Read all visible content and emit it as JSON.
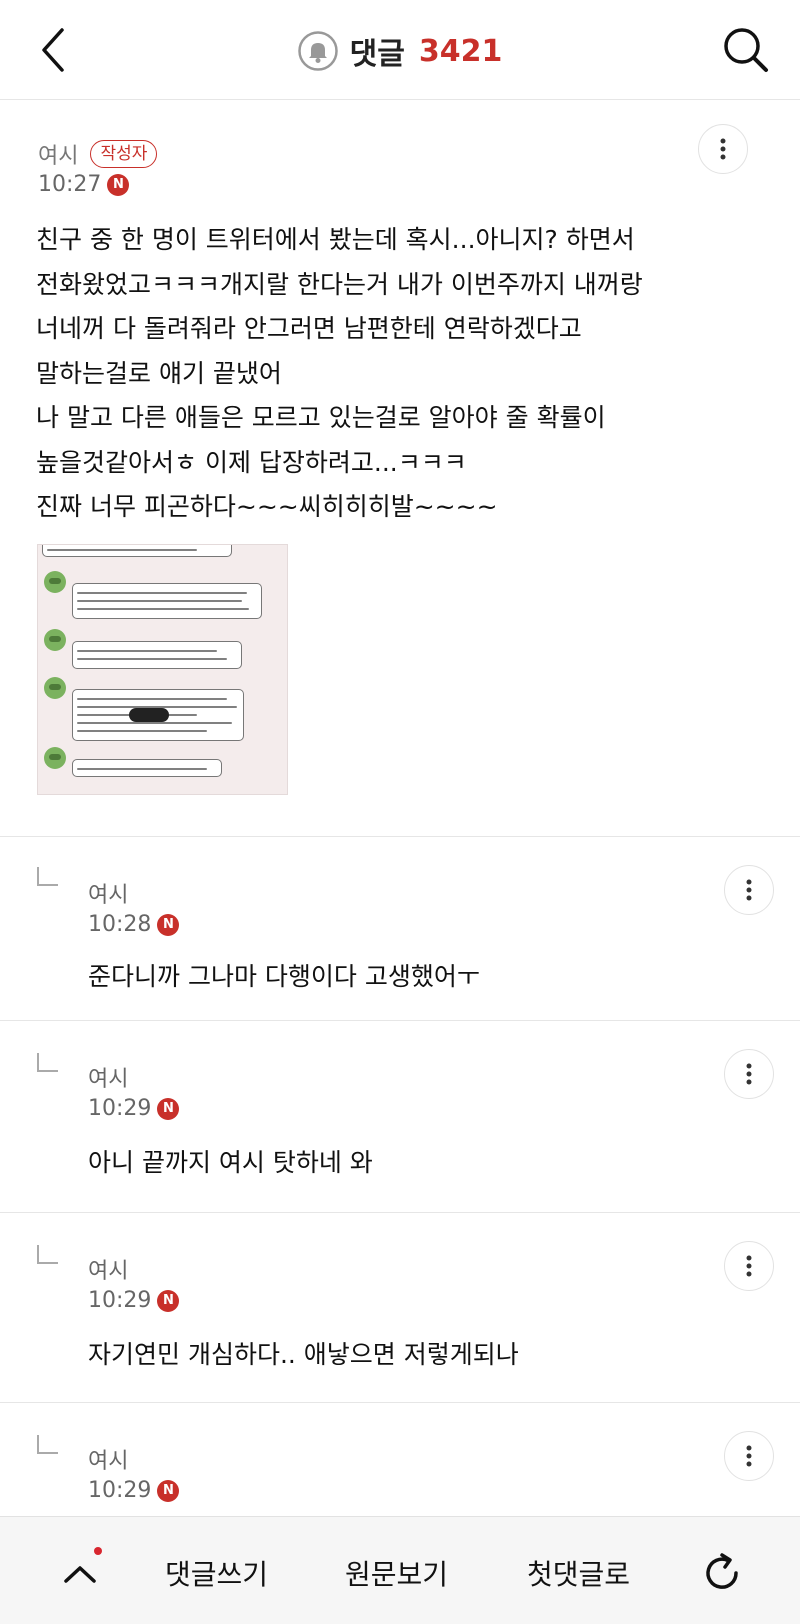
{
  "header": {
    "title": "댓글",
    "count": "3421",
    "icons": {
      "back": "back-icon",
      "bell": "bell-icon",
      "search": "search-icon"
    }
  },
  "post": {
    "author": "여시",
    "badge": "작성자",
    "time": "10:27",
    "new_badge": "N",
    "lines": [
      "친구 중 한 명이 트위터에서 봤는데 혹시...아니지? 하면서",
      "전화왔었고ㅋㅋㅋ개지랄 한다는거 내가 이번주까지 내꺼랑",
      "너네꺼 다 돌려줘라 안그러면 남편한테 연락하겠다고",
      "말하는걸로 얘기 끝냈어",
      "나 말고 다른 애들은 모르고 있는걸로 알아야 줄 확률이",
      "높을것같아서ㅎ 이제 답장하려고...ㅋㅋㅋ",
      "진짜 너무 피곤하다~~~씨히히히발~~~~"
    ],
    "image": "chat-screenshot"
  },
  "replies": [
    {
      "author": "여시",
      "time": "10:28",
      "new_badge": "N",
      "body": "준다니까 그나마 다행이다 고생했어ㅜ"
    },
    {
      "author": "여시",
      "time": "10:29",
      "new_badge": "N",
      "body": "아니 끝까지 여시 탓하네 와"
    },
    {
      "author": "여시",
      "time": "10:29",
      "new_badge": "N",
      "body": "자기연민 개심하다.. 애낳으면 저렇게되나"
    },
    {
      "author": "여시",
      "time": "10:29",
      "new_badge": "N",
      "body": ""
    }
  ],
  "bottom_bar": {
    "up_icon": "chevron-up-icon",
    "write": "댓글쓰기",
    "original": "원문보기",
    "first": "첫댓글로",
    "refresh_icon": "refresh-icon"
  },
  "colors": {
    "accent": "#c8302a",
    "border": "#e6e6e6",
    "bar_bg": "#f6f6f6"
  }
}
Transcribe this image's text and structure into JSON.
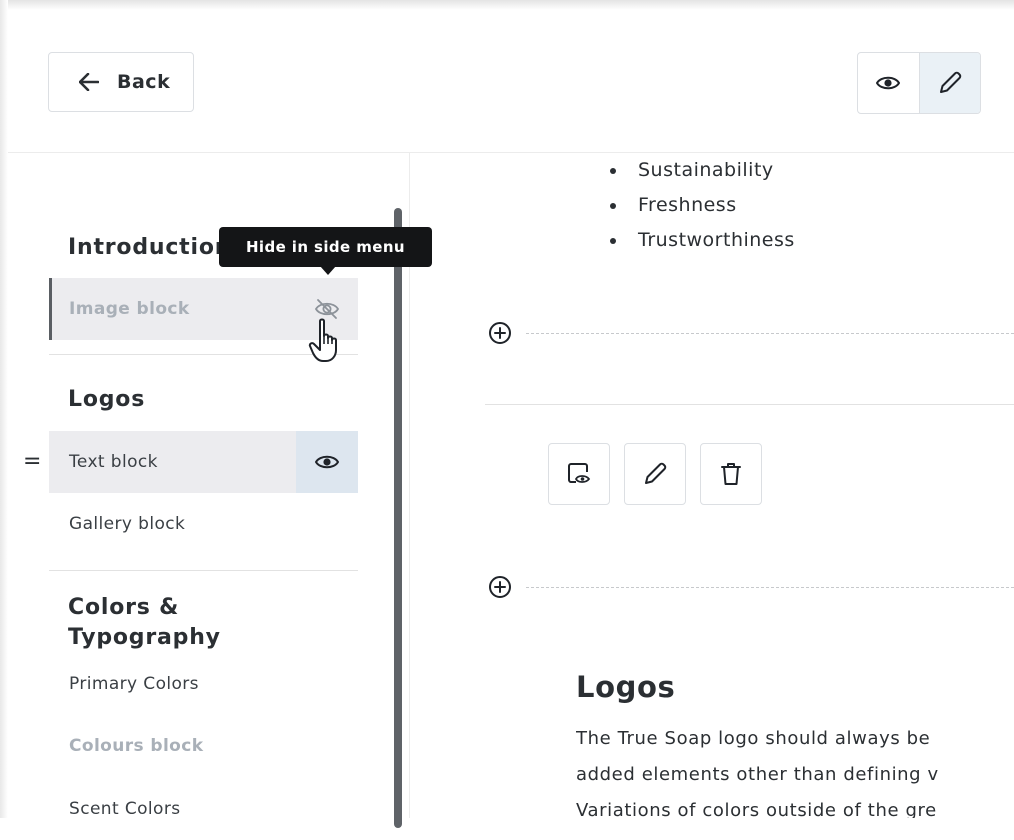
{
  "header": {
    "back_label": "Back",
    "mode_icons": [
      "eye-icon",
      "pencil-icon"
    ],
    "active_mode": "edit"
  },
  "sidebar": {
    "sections": [
      {
        "title": "Introduction",
        "items": [
          {
            "label": "Image block",
            "hidden": true,
            "action_icon": "eye-off-icon"
          }
        ]
      },
      {
        "title": "Logos",
        "items": [
          {
            "label": "Text block",
            "hidden": false,
            "hovered": true,
            "action_icon": "eye-icon"
          },
          {
            "label": "Gallery block",
            "hidden": false
          }
        ]
      },
      {
        "title": "Colors & Typography",
        "items": [
          {
            "label": "Primary Colors",
            "hidden": false
          },
          {
            "label": "Colours block",
            "hidden": true
          },
          {
            "label": "Scent Colors",
            "hidden": false
          }
        ]
      }
    ],
    "drag_handle": "=",
    "tooltip": "Hide in side menu"
  },
  "main": {
    "bullets": [
      "Sustainability",
      "Freshness",
      "Trustworthiness"
    ],
    "toolbar_icons": [
      "hide-block-icon",
      "pencil-icon",
      "trash-icon"
    ],
    "logos_heading": "Logos",
    "logos_paragraph": [
      "The True Soap logo should always be",
      "added elements other than defining v",
      "Variations of colors outside of the gre"
    ]
  },
  "colors": {
    "accent_active": "#dde6ef",
    "tooltip_bg": "#141517",
    "muted_text": "#a9b0b8"
  }
}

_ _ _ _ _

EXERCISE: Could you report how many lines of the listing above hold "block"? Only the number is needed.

EXPECTED ANSWER: 5